Antonio Muñoz Molina meanwhile has a long publishing history in Spain, some 24 books dating back to 1984. Several have been translated from the Spanish into English, including La noche de los tiempos (In the Night of Time) of 2009 which received excellent reviews and suggested that Molina was a novelist the Anglophone world should pay attention to.
Virginie Despentes has the liveliest biography among the shortlisted novelists, having been, in her time, a filmmaker, maid, sex worker and rock journalist. She hit the headlines when her first novel, Baise-Moi, a rape-revenge story, was adapted for film in 2000 and promptly became the first movie to be banned in France for 28 years. Despite the furore, she has nevertheless authored some 15 other works.
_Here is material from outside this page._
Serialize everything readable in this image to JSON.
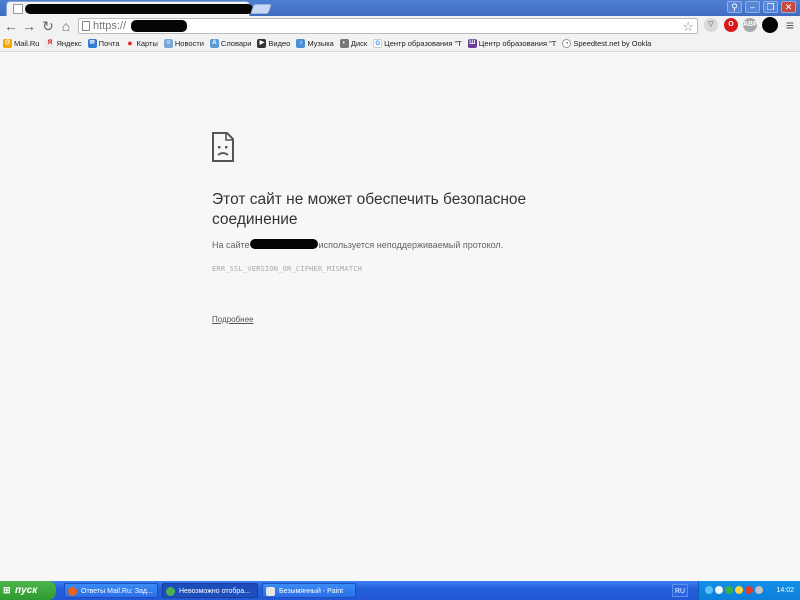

Olga Tokarczuk is also an established poet, essayist and psychologist whose fiction and other work promotes a pluralist and inclusive vision of Poland that has led her into conflict with some of the country’s more right-wing elements. Her nominated book, Flights, is though less about Poland than the nomadic condition that underlies much of humanity.
Unsurprisingly perhaps, these very different authors treat a bewildering range of themes: there is a monster on the loose in Baghdad, the journey across Europe of Chopin’s disembodied heart, a man who carries his despair around the world with him like luggage, a meditation on the allure of white things, happenings in the Parisian rock scene, and an account of an American political assassin on the run in Portugal.
The translators are as distinguished in their field as the authors are in theirs. Krasznahorkai’s tag-team of John Batki, Ottilie Mulzet and George Szirtes have been tackling his novels for some time; Deborah Smith and Han Kang have become more like sisters than writer and translator; Frank Wynne was also longlisted for a Spanish translation (Javier Cercas’s The Impostor); Jennifer Croft, another polyglot, is a literary magazine editor fluent in Polish, Spanish and Ukrainian; Camilo A. Ramirez and Jonathan Wright meanwhile combine translating with other professional interests. Since the authors’ nationalities are noted it seems only fair to point out that the translators are a global bunch too, coming from Ireland, England, Hungary, Canada, Colombia, and the United States.
Just to reinforce the diversity contained within the shortlist, the stories resulting from the strange author-translator alchemy encompass six different languages and have been brought to public notice by five different publishing houses, all independents or small imprints – showing perhaps a nimbleness and daring some of the larger houses could do to emulate. Tuskar Rock Press, with two nominations, has reason for an extra vigorous pat on the back.
The shortlist may leave habitual winner-pickers with a headache – what, if anything, links these writers and their works? What shared themes or correspondences are here? – but it offers readers thrilling possibilities. Whatever you look for in a novel, whether it be the strange, the foreign (in the best sense), the wonderful, the poignant, or the profound, it is there in the shortlist.